Items from a data source:
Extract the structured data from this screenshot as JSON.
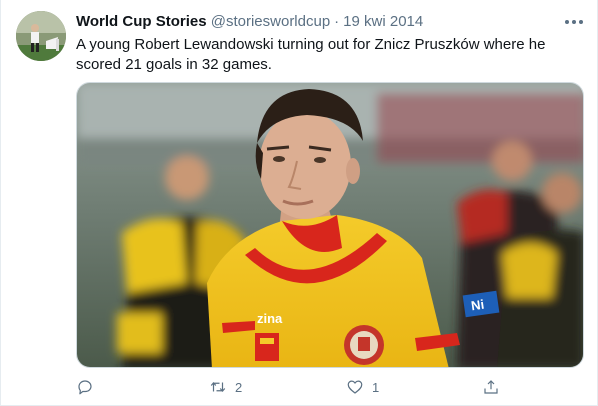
{
  "tweet": {
    "display_name": "World Cup Stories",
    "handle": "@storiesworldcup",
    "separator": "·",
    "date": "19 kwi 2014",
    "text": "A young Robert Lewandowski turning out for Znicz Pruszków where he scored 21 goals in 32 games.",
    "photo": {
      "jersey_brand": "zina",
      "sponsor": "Ni"
    }
  },
  "actions": {
    "reply_icon": "reply-icon",
    "retweet_icon": "retweet-icon",
    "retweet_count": "2",
    "like_icon": "heart-icon",
    "like_count": "1",
    "share_icon": "share-icon"
  },
  "colors": {
    "name": "#0f1419",
    "secondary": "#5b7083",
    "jersey_yellow": "#f2c21b",
    "jersey_red": "#d8261c"
  }
}
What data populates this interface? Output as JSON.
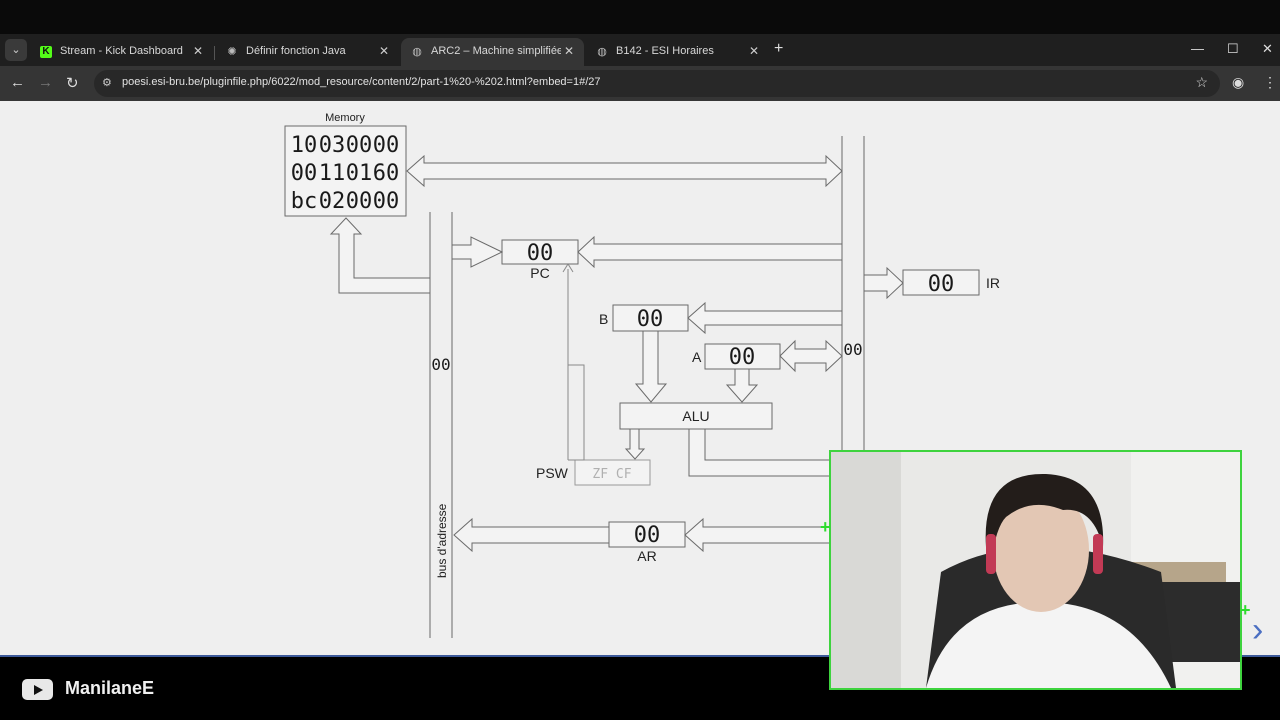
{
  "browser": {
    "tabs": [
      {
        "title": "Stream - Kick Dashboard",
        "icon": "kick-logo-icon",
        "active": false
      },
      {
        "title": "Définir fonction Java",
        "icon": "openai-icon",
        "active": false
      },
      {
        "title": "ARC2 – Machine simplifiée",
        "icon": "globe-icon",
        "active": true
      },
      {
        "title": "B142 - ESI Horaires",
        "icon": "globe-icon",
        "active": false
      }
    ],
    "url": "poesi.esi-bru.be/pluginfile.php/6022/mod_resource/content/2/part-1%20-%202.html?embed=1#/27"
  },
  "diagram": {
    "memory": {
      "label": "Memory",
      "rows": [
        [
          "10",
          "03",
          "00",
          "00"
        ],
        [
          "00",
          "11",
          "01",
          "60"
        ],
        [
          "bc",
          "02",
          "00",
          "00"
        ]
      ]
    },
    "registers": {
      "pc": {
        "label": "PC",
        "value": "00"
      },
      "ir": {
        "label": "IR",
        "value": "00"
      },
      "b": {
        "label": "B",
        "value": "00"
      },
      "a": {
        "label": "A",
        "value": "00"
      },
      "ar": {
        "label": "AR",
        "value": "00"
      },
      "psw": {
        "label": "PSW",
        "flags": "ZF  CF"
      }
    },
    "alu_label": "ALU",
    "data_bus_value": "00",
    "address_bus_value": "00",
    "address_bus_label": "bus d'adresse"
  },
  "overlay": {
    "channel_name": "ManilaneE"
  },
  "colors": {
    "kick_green": "#53fc18",
    "webcam_border": "#3ed33e",
    "slide_nav": "#4b6fc2"
  }
}
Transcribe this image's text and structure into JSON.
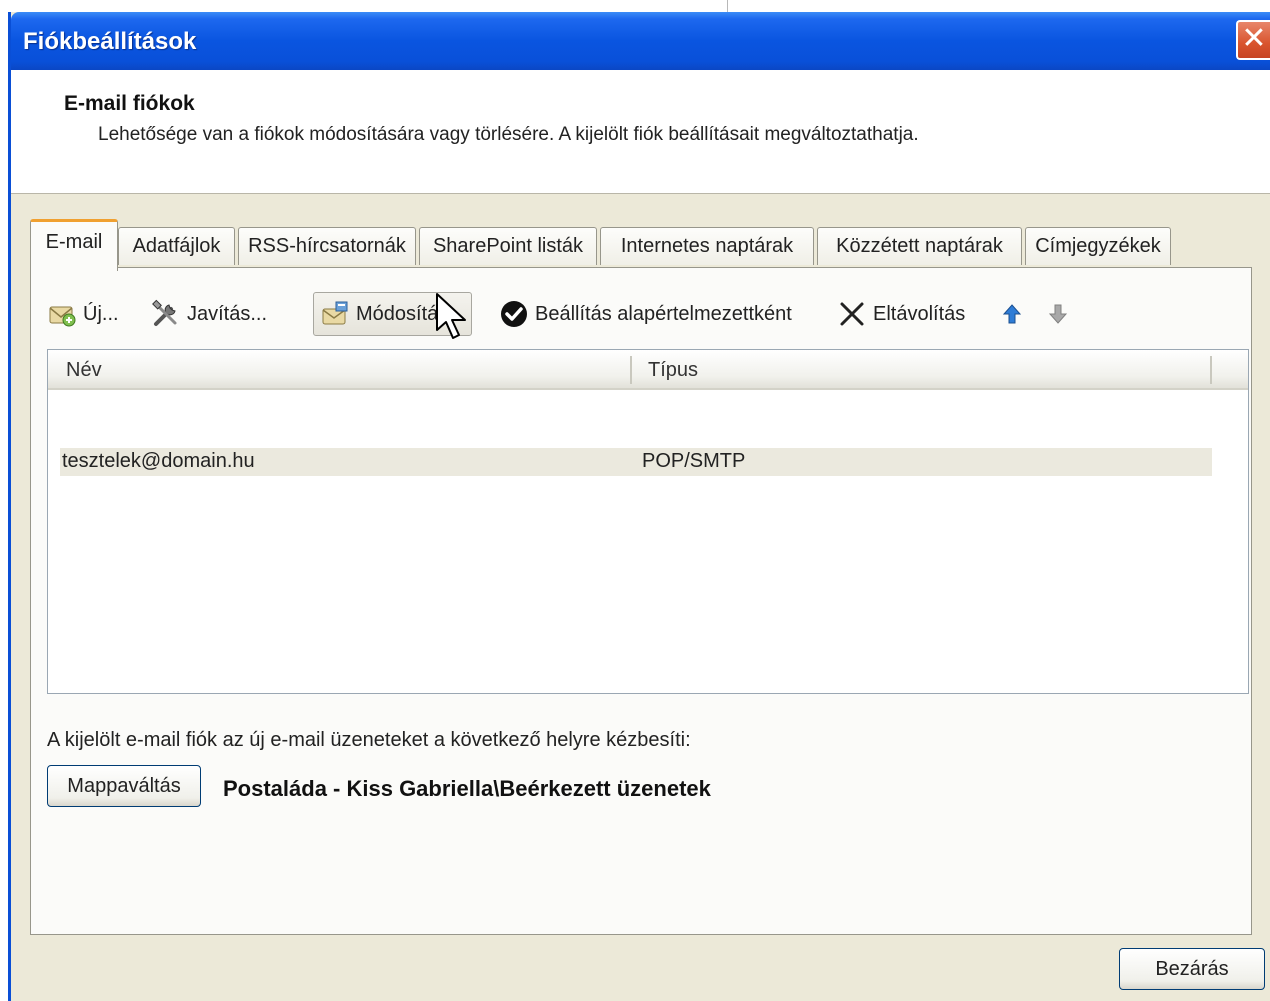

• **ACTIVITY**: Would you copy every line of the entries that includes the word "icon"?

• **ANSWER TO THE PROBLEM**:
    "reply_icon": "reply-icon",
    "retweet_icon": "retweet-icon",
    "like_icon": "heart-icon",
    "share_icon": "share-icon"
        "icon": "kick-logo-icon",
        "icon": "openai-icon",
        "icon": "globe-icon",
        "icon": "globe-icon",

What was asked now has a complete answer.